▸ Task details:
Each line of the records containing "title" is to be copied out and returned.

▸ Supplied information:
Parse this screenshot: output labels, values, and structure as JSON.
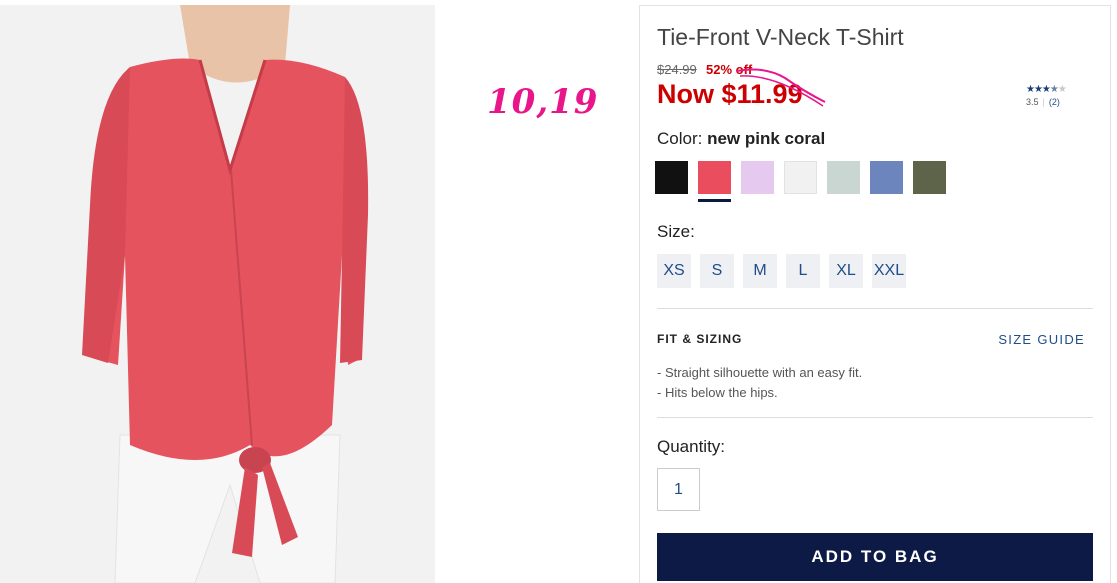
{
  "product": {
    "title": "Tie-Front V-Neck T-Shirt",
    "original_price": "$24.99",
    "discount": "52% off",
    "now_price": "Now $11.99",
    "handwritten_note": "10,19"
  },
  "rating": {
    "stars": "★★★",
    "half_star": "★",
    "empty_star": "★",
    "score": "3.5",
    "count": "(2)"
  },
  "color": {
    "label": "Color:",
    "selected": "new pink coral",
    "swatches": [
      {
        "name": "black",
        "hex": "#111111"
      },
      {
        "name": "new pink coral",
        "hex": "#ea4d5e"
      },
      {
        "name": "lavender",
        "hex": "#e6c9ee"
      },
      {
        "name": "white",
        "hex": "#f1f1f1"
      },
      {
        "name": "sage",
        "hex": "#c9d6d2"
      },
      {
        "name": "blue",
        "hex": "#6c86bd"
      },
      {
        "name": "olive",
        "hex": "#5e6449"
      }
    ]
  },
  "size": {
    "label": "Size:",
    "options": [
      "XS",
      "S",
      "M",
      "L",
      "XL",
      "XXL"
    ]
  },
  "fit": {
    "title": "FIT & SIZING",
    "guide_link": "SIZE GUIDE",
    "bullets": [
      "-  Straight silhouette with an easy fit.",
      "-  Hits below the hips."
    ]
  },
  "quantity": {
    "label": "Quantity:",
    "value": "1"
  },
  "cta": {
    "add_to_bag": "ADD TO BAG"
  }
}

▸ Solved exercise:
    "title": "Tie-Front V-Neck T-Shirt",
    "title": "FIT & SIZING",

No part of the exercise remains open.